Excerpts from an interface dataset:
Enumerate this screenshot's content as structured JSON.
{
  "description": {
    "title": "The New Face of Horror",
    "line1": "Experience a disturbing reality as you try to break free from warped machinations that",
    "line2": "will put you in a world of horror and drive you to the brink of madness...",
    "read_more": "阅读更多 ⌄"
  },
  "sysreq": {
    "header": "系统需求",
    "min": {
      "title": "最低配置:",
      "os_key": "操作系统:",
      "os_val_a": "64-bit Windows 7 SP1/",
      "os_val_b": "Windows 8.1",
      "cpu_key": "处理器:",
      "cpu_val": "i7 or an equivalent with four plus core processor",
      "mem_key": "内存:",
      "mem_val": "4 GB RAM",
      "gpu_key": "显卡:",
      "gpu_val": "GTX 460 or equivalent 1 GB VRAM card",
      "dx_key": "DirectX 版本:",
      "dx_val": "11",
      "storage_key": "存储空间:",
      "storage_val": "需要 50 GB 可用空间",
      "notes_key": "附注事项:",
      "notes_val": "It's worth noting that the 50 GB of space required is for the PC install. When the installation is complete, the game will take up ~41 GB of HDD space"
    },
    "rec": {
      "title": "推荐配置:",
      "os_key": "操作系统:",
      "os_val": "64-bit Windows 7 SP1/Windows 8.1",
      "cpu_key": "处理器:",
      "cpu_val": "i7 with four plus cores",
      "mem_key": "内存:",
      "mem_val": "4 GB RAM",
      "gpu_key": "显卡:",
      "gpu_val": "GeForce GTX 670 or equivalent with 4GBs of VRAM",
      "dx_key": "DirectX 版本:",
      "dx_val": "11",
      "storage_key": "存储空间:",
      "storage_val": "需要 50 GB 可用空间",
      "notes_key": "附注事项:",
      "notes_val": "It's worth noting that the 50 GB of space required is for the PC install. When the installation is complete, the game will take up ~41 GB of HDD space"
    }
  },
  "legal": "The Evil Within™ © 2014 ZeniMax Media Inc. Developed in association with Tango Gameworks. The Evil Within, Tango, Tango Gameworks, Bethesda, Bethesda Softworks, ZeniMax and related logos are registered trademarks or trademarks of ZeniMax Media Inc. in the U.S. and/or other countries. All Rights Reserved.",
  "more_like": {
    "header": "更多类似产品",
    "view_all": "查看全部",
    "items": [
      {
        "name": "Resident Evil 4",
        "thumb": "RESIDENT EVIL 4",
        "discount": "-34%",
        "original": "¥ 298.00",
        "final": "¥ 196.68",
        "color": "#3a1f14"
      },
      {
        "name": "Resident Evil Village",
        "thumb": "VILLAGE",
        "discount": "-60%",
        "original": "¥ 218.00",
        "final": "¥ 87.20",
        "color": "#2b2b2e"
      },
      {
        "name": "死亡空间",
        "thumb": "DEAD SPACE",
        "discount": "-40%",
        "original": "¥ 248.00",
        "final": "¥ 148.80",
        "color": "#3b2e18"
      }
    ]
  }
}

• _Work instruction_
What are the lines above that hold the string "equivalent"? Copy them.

• _Final answer_
      "cpu_val": "i7 or an equivalent with four plus core processor",
      "gpu_val": "GTX 460 or equivalent 1 GB VRAM card",
      "gpu_val": "GeForce GTX 670 or equivalent with 4GBs of VRAM",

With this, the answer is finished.